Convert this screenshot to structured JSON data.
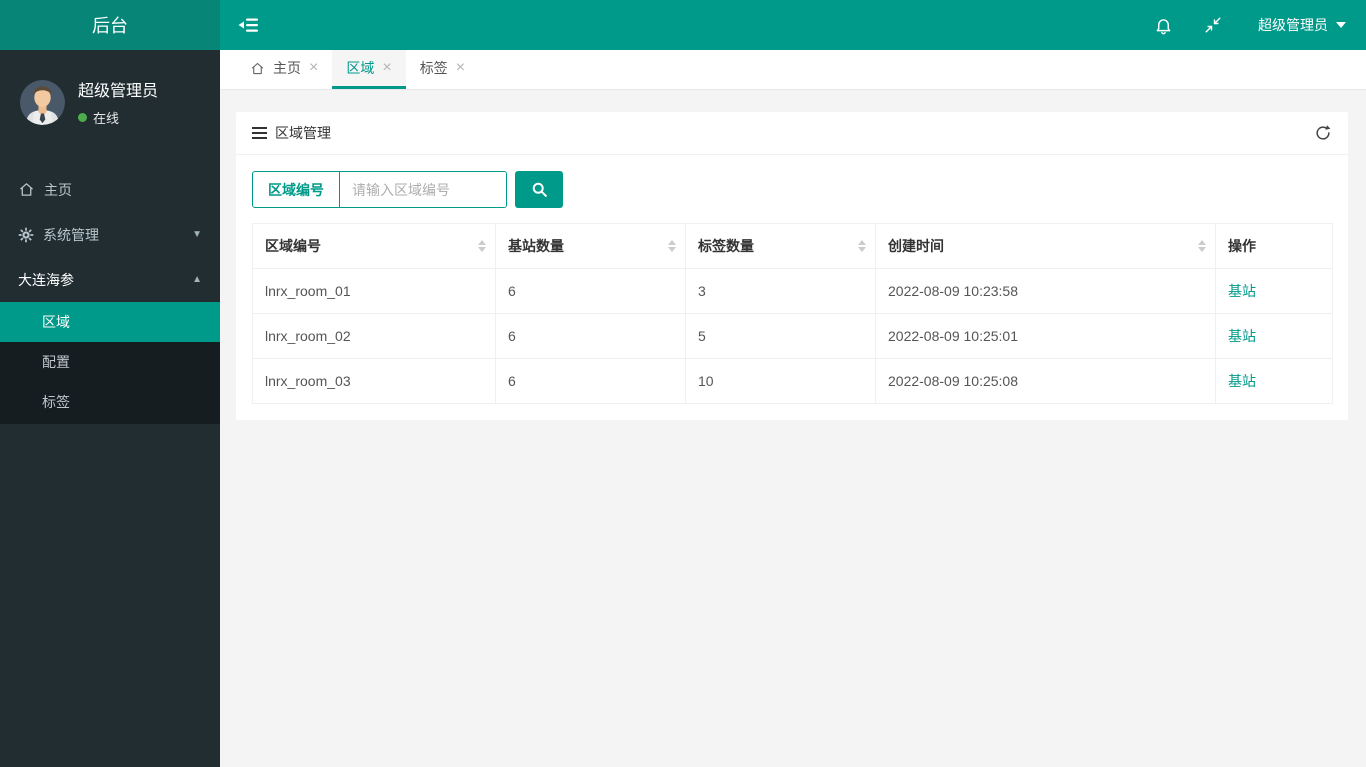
{
  "header": {
    "logo_text": "后台",
    "user_menu_label": "超级管理员"
  },
  "sidebar": {
    "user": {
      "name": "超级管理员",
      "status": "在线"
    },
    "menu": [
      {
        "label": "主页",
        "icon": "home-icon"
      },
      {
        "label": "系统管理",
        "icon": "gear-icon",
        "caret": "down"
      },
      {
        "label": "大连海参",
        "caret": "up",
        "submenu": [
          {
            "label": "区域",
            "active": true
          },
          {
            "label": "配置",
            "active": false
          },
          {
            "label": "标签",
            "active": false
          }
        ]
      }
    ]
  },
  "tabs": [
    {
      "label": "主页",
      "icon": "home-icon",
      "active": false
    },
    {
      "label": "区域",
      "active": true
    },
    {
      "label": "标签",
      "active": false
    }
  ],
  "panel": {
    "title": "区域管理",
    "search": {
      "label": "区域编号",
      "placeholder": "请输入区域编号",
      "value": ""
    },
    "table": {
      "columns": [
        {
          "label": "区域编号",
          "sortable": true
        },
        {
          "label": "基站数量",
          "sortable": true
        },
        {
          "label": "标签数量",
          "sortable": true
        },
        {
          "label": "创建时间",
          "sortable": true
        },
        {
          "label": "操作",
          "sortable": false
        }
      ],
      "rows": [
        {
          "area": "lnrx_room_01",
          "stations": "6",
          "tags": "3",
          "created": "2022-08-09 10:23:58",
          "action": "基站"
        },
        {
          "area": "lnrx_room_02",
          "stations": "6",
          "tags": "5",
          "created": "2022-08-09 10:25:01",
          "action": "基站"
        },
        {
          "area": "lnrx_room_03",
          "stations": "6",
          "tags": "10",
          "created": "2022-08-09 10:25:08",
          "action": "基站"
        }
      ]
    }
  },
  "icons": {
    "close": "×",
    "caret_down": "▼",
    "caret_up": "▲"
  },
  "colors": {
    "accent_teal": "#009a8a",
    "logo_teal": "#078678",
    "sidebar_dark": "#222d32",
    "submenu_dark": "#161d21",
    "online_green": "#4cae4c",
    "content_bg": "#f4f4f4",
    "link_teal": "#009a8a"
  }
}
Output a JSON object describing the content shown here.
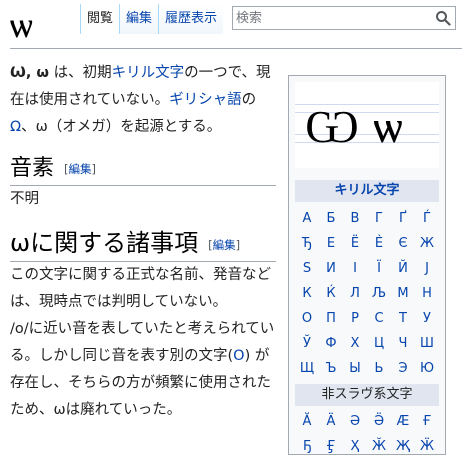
{
  "title": "ѡ",
  "tabs": [
    {
      "label": "閲覧",
      "selected": true
    },
    {
      "label": "編集",
      "selected": false
    },
    {
      "label": "履歴表示",
      "selected": false
    }
  ],
  "search": {
    "placeholder": "検索",
    "icon": "magnifier"
  },
  "intro": {
    "lead": "Ѡ, ѡ",
    "t1": " は、初期",
    "link1": "キリル文字",
    "t2": "の一つで、現在は使用されていない。",
    "link2": "ギリシャ語",
    "t3": "の",
    "link3": "Ω",
    "t4": "、ω（オメガ）を起源とする。"
  },
  "sections": [
    {
      "heading": "音素",
      "edit": "編集",
      "text": "不明"
    },
    {
      "heading": "ѡに関する諸事項",
      "edit": "編集",
      "p1": "この文字に関する正式な名前、発音などは、現時点では判明していない。",
      "p2": {
        "a": "/o/に近い音を表していたと考えられている。しかし同じ音を表す別の文字(",
        "link": "О",
        "b": ") が存在し、そちらの方が頻繁に使用されたため、ѡは廃れていった。"
      }
    }
  ],
  "infobox": {
    "glyph": "Ѡ ѡ",
    "cyrillic_header": "キリル文字",
    "cyrillic_letters": [
      "А",
      "Б",
      "В",
      "Г",
      "Ґ",
      "Ѓ",
      "Ђ",
      "Е",
      "Ё",
      "Ѐ",
      "Є",
      "Ж",
      "Ѕ",
      "И",
      "І",
      "Ї",
      "Й",
      "Ј",
      "К",
      "Ќ",
      "Л",
      "Љ",
      "М",
      "Н",
      "О",
      "П",
      "Р",
      "С",
      "Т",
      "У",
      "Ў",
      "Ф",
      "Х",
      "Ц",
      "Ч",
      "Ш",
      "Щ",
      "Ъ",
      "Ы",
      "Ь",
      "Э",
      "Ю"
    ],
    "non_slavic_header": "非スラヴ系文字",
    "non_slavic_letters": [
      "Ӑ",
      "Ӓ",
      "Ә",
      "Ӛ",
      "Ӕ",
      "Ғ",
      "Ҕ",
      "Ӻ",
      "Ҳ",
      "Ӂ",
      "Җ",
      "Ӝ"
    ]
  },
  "colors": {
    "link": "#0645ad",
    "border": "#a2a9b1",
    "tab_border": "#a7d7f9",
    "infobox_bg": "#f8f9fa",
    "infobox_header_bg": "#e0e5f0"
  }
}
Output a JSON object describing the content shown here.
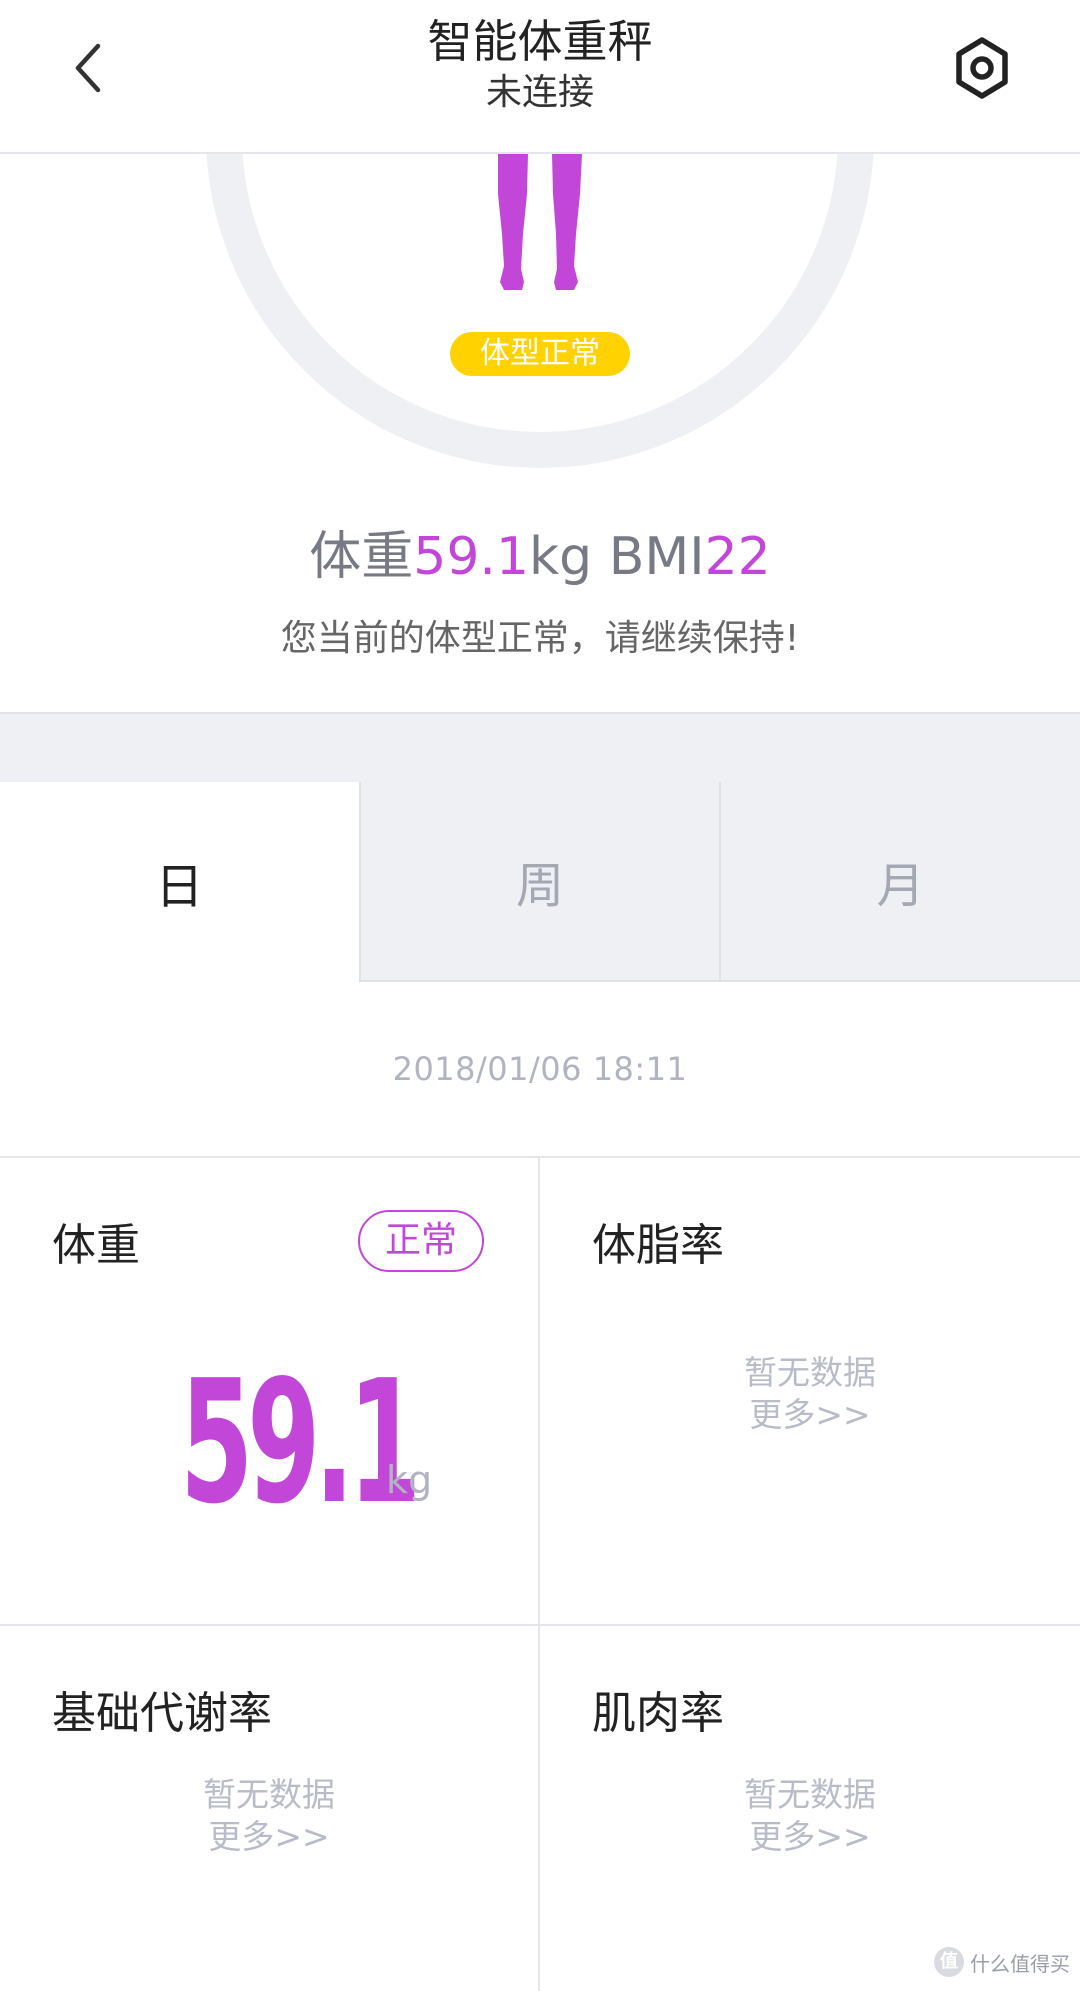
{
  "header": {
    "title": "智能体重秤",
    "subtitle": "未连接",
    "back_icon": "chevron-left-icon",
    "settings_icon": "gear-icon"
  },
  "hero": {
    "body_type_badge": "体型正常",
    "weight_label": "体重",
    "weight_value": "59.1",
    "weight_unit": "kg",
    "bmi_label": "BMI",
    "bmi_value": "22",
    "advice": "您当前的体型正常，请继续保持!"
  },
  "tabs": [
    {
      "label": "日",
      "active": true
    },
    {
      "label": "周",
      "active": false
    },
    {
      "label": "月",
      "active": false
    }
  ],
  "timestamp": "2018/01/06 18:11",
  "metrics": {
    "weight": {
      "title": "体重",
      "status": "正常",
      "value": "59.1",
      "unit": "kg"
    },
    "body_fat": {
      "title": "体脂率",
      "no_data": "暂无数据",
      "more": "更多>>"
    },
    "bmr": {
      "title": "基础代谢率",
      "no_data": "暂无数据",
      "more": "更多>>"
    },
    "muscle": {
      "title": "肌肉率",
      "no_data": "暂无数据",
      "more": "更多>>"
    }
  },
  "watermark": {
    "badge": "值",
    "text": "什么值得买"
  },
  "colors": {
    "accent": "#c247d8",
    "badge_yellow": "#ffd200",
    "ring_gray": "#eef0f4",
    "muted_text": "#b0b4c0"
  }
}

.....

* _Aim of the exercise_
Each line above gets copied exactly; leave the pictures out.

* _Answer for the task_
Convert this screenshot to structured JSON data.
{
  "header": {
    "logo_text": "后台",
    "user_menu_label": "超级管理员"
  },
  "sidebar": {
    "user": {
      "name": "超级管理员",
      "status": "在线"
    },
    "menu": [
      {
        "label": "主页",
        "icon": "home-icon"
      },
      {
        "label": "系统管理",
        "icon": "gear-icon",
        "caret": "down"
      },
      {
        "label": "大连海参",
        "caret": "up",
        "submenu": [
          {
            "label": "区域",
            "active": true
          },
          {
            "label": "配置",
            "active": false
          },
          {
            "label": "标签",
            "active": false
          }
        ]
      }
    ]
  },
  "tabs": [
    {
      "label": "主页",
      "icon": "home-icon",
      "active": false
    },
    {
      "label": "区域",
      "active": true
    },
    {
      "label": "标签",
      "active": false
    }
  ],
  "panel": {
    "title": "区域管理",
    "search": {
      "label": "区域编号",
      "placeholder": "请输入区域编号",
      "value": ""
    },
    "table": {
      "columns": [
        {
          "label": "区域编号",
          "sortable": true
        },
        {
          "label": "基站数量",
          "sortable": true
        },
        {
          "label": "标签数量",
          "sortable": true
        },
        {
          "label": "创建时间",
          "sortable": true
        },
        {
          "label": "操作",
          "sortable": false
        }
      ],
      "rows": [
        {
          "area": "lnrx_room_01",
          "stations": "6",
          "tags": "3",
          "created": "2022-08-09 10:23:58",
          "action": "基站"
        },
        {
          "area": "lnrx_room_02",
          "stations": "6",
          "tags": "5",
          "created": "2022-08-09 10:25:01",
          "action": "基站"
        },
        {
          "area": "lnrx_room_03",
          "stations": "6",
          "tags": "10",
          "created": "2022-08-09 10:25:08",
          "action": "基站"
        }
      ]
    }
  },
  "icons": {
    "close": "×",
    "caret_down": "▼",
    "caret_up": "▲"
  },
  "colors": {
    "accent_teal": "#009a8a",
    "logo_teal": "#078678",
    "sidebar_dark": "#222d32",
    "submenu_dark": "#161d21",
    "online_green": "#4cae4c",
    "content_bg": "#f4f4f4",
    "link_teal": "#009a8a"
  }
}
Output a JSON object describing the content shown here.
{
  "title": "ѡ",
  "tabs": [
    {
      "label": "閲覧",
      "selected": true
    },
    {
      "label": "編集",
      "selected": false
    },
    {
      "label": "履歴表示",
      "selected": false
    }
  ],
  "search": {
    "placeholder": "検索",
    "icon": "magnifier"
  },
  "intro": {
    "lead": "Ѡ, ѡ",
    "t1": " は、初期",
    "link1": "キリル文字",
    "t2": "の一つで、現在は使用されていない。",
    "link2": "ギリシャ語",
    "t3": "の",
    "link3": "Ω",
    "t4": "、ω（オメガ）を起源とする。"
  },
  "sections": [
    {
      "heading": "音素",
      "edit": "編集",
      "text": "不明"
    },
    {
      "heading": "ѡに関する諸事項",
      "edit": "編集",
      "p1": "この文字に関する正式な名前、発音などは、現時点では判明していない。",
      "p2": {
        "a": "/o/に近い音を表していたと考えられている。しかし同じ音を表す別の文字(",
        "link": "О",
        "b": ") が存在し、そちらの方が頻繁に使用されたため、ѡは廃れていった。"
      }
    }
  ],
  "infobox": {
    "glyph": "Ѡ ѡ",
    "cyrillic_header": "キリル文字",
    "cyrillic_letters": [
      "А",
      "Б",
      "В",
      "Г",
      "Ґ",
      "Ѓ",
      "Ђ",
      "Е",
      "Ё",
      "Ѐ",
      "Є",
      "Ж",
      "Ѕ",
      "И",
      "І",
      "Ї",
      "Й",
      "Ј",
      "К",
      "Ќ",
      "Л",
      "Љ",
      "М",
      "Н",
      "О",
      "П",
      "Р",
      "С",
      "Т",
      "У",
      "Ў",
      "Ф",
      "Х",
      "Ц",
      "Ч",
      "Ш",
      "Щ",
      "Ъ",
      "Ы",
      "Ь",
      "Э",
      "Ю"
    ],
    "non_slavic_header": "非スラヴ系文字",
    "non_slavic_letters": [
      "Ӑ",
      "Ӓ",
      "Ә",
      "Ӛ",
      "Ӕ",
      "Ғ",
      "Ҕ",
      "Ӻ",
      "Ҳ",
      "Ӂ",
      "Җ",
      "Ӝ"
    ]
  },
  "colors": {
    "link": "#0645ad",
    "border": "#a2a9b1",
    "tab_border": "#a7d7f9",
    "infobox_bg": "#f8f9fa",
    "infobox_header_bg": "#e0e5f0"
  }
}
Output a JSON object describing the content shown here.
{
  "header": {
    "title": "智能体重秤",
    "subtitle": "未连接",
    "back_icon": "chevron-left-icon",
    "settings_icon": "gear-icon"
  },
  "hero": {
    "body_type_badge": "体型正常",
    "weight_label": "体重",
    "weight_value": "59.1",
    "weight_unit": "kg",
    "bmi_label": "BMI",
    "bmi_value": "22",
    "advice": "您当前的体型正常，请继续保持!"
  },
  "tabs": [
    {
      "label": "日",
      "active": true
    },
    {
      "label": "周",
      "active": false
    },
    {
      "label": "月",
      "active": false
    }
  ],
  "timestamp": "2018/01/06 18:11",
  "metrics": {
    "weight": {
      "title": "体重",
      "status": "正常",
      "value": "59.1",
      "unit": "kg"
    },
    "body_fat": {
      "title": "体脂率",
      "no_data": "暂无数据",
      "more": "更多>>"
    },
    "bmr": {
      "title": "基础代谢率",
      "no_data": "暂无数据",
      "more": "更多>>"
    },
    "muscle": {
      "title": "肌肉率",
      "no_data": "暂无数据",
      "more": "更多>>"
    }
  },
  "watermark": {
    "badge": "值",
    "text": "什么值得买"
  },
  "colors": {
    "accent": "#c247d8",
    "badge_yellow": "#ffd200",
    "ring_gray": "#eef0f4",
    "muted_text": "#b0b4c0"
  }
}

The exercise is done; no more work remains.